After asking other young Catholics about their POVVs in regards to the dating scene, I decided that this will be the first of a series called “Catholic Dating Problems.” The first major problem that most single Catholics have when it comes to dating: Finding somebody!

 

Like my friend Jillian, I am not single by choice, nor have I met someone who’s going on a “dating fast.” While I have a good group of single male friends, none of them are interested in me as a girlfriend. Nor do I want them to ask me out because I don’t see every guy out there as potential future husbands. I find it hard to believe that you can just look at a person and just know that he or she is the person you’re gonna be with for the rest of your life. It’s hard enough for me to communicate with someone I don’t know given that I have Asperger’s. How am I supposed to know whether or not the next guy I date is going to be “the one?”

 

One problem with finding the right person is knowing where to look.

 

My friend Clint M. said, “I honestly see a heavily pervasive secular culture influence the way Catholics interact and date. Where some embrace that culture wholeheartedly to the detriment of their faith, others reject it so thoroughly that they fail to provide adequate witness to those who have embraced secular approaches to relationships.”

 

There are a million and one ways to meet someone…the real problem is sifting through all the frogs to find that prince or princess. As hard as this is for me to say, I can’t offer any easy answers to this problem. I do hope, though, that this series will help those who are single deal with the longing that we all suffer with.

 

I  struggle with jealousy whenever other friends talk about how they just clicked with their significant others. I don’t mean wishing harm on those who have what I want. It’s more that I simply want the happiness that people in great relationships have. It’s that old Queen song again: Can anybody find me somebody to love?

 

God can. And no, that’s not an easy answer either. God’s time and will does not bend itself to whatever we want, whenever we want it. I often see posts that say that whenever we feel lonely, it’s God’s way of calling us to be close to Him. And while it helps when it comes to building a personal relationship with Christ, it doesn’t help on Valentine’s Day when we’re watching bad romantic comedies and binge-eating chocolate ice cream.

 

So what can we do when we deal with the Valentine’s Day Blues?

 

Check out this poem about Lent by William Arthur Ward:

 

Fasting and Feasting

Lent should be more than a time of fasting.
It should also be a joyous season of feasting.
Lent is a time to fast from certain things and to feast on others.

It is a season to turn to God:

Fast from judging others; feast on the goodness in them.
Fast from emphasis on differences; feast on unity of all life.
Fast from apparent darkness; feast on the reality of light.
Fast from thoughts of illness; feast on the healing power of God.
Fast from words that pollute; feast on phrases that purify.
Fast from discontent: feast on gratitude. 

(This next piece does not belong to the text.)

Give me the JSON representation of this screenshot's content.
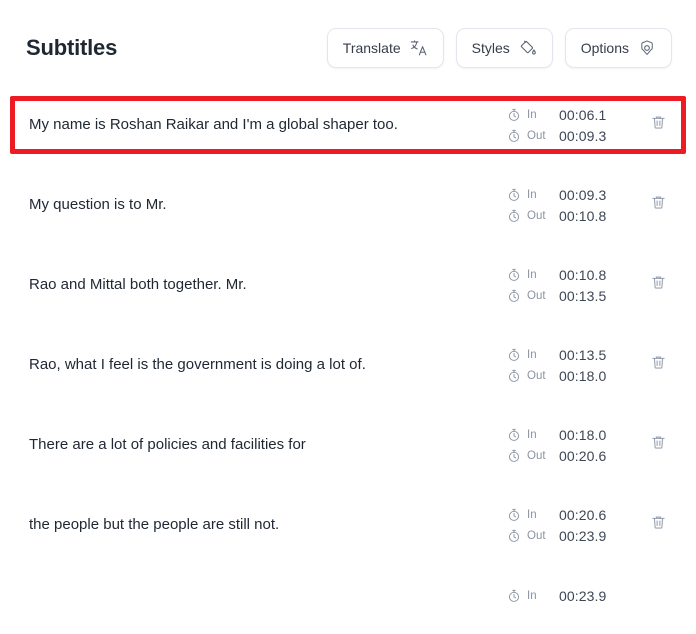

Fast from anger; feast on patience.
Fast from pessimism; feast on optimism.
Fast from worry; feast on divine order.
Fast from complaining; feast on appreciation.
Fast from negatives: feast on affirmatives.
Fast from unrelenting pressures; feast on unceasing prayer.

Fast from hostility; feast on non-resistance.
Fast from bitterness; feast on forgiveness.
Fast from self-concern; feast on compassion for others.
Fast from personal anxiety; feast on eternal Truth.
Fast from discouragement; feast on hope.

Fast from facts that depress; feasts on truths that uplift.
Fast from lethargy; feast on enthusiasm.
Fast from suspicion; feast on truth.
Fast from thoughts that weaken; feast on promises that inspire.
Fast from shadows of sorrow; feast on the sunlight of serenity.
Fast from idle gossip; feast on purposeful silence.

Fast from problems that overwhelm; feast on prayer that supports.

No matter how hard it may seem, hold out hope that God will lead you to whatever you are called to do. Until then, find the light in the darkness. It will at least save you some calories and hours wasted on bad movies.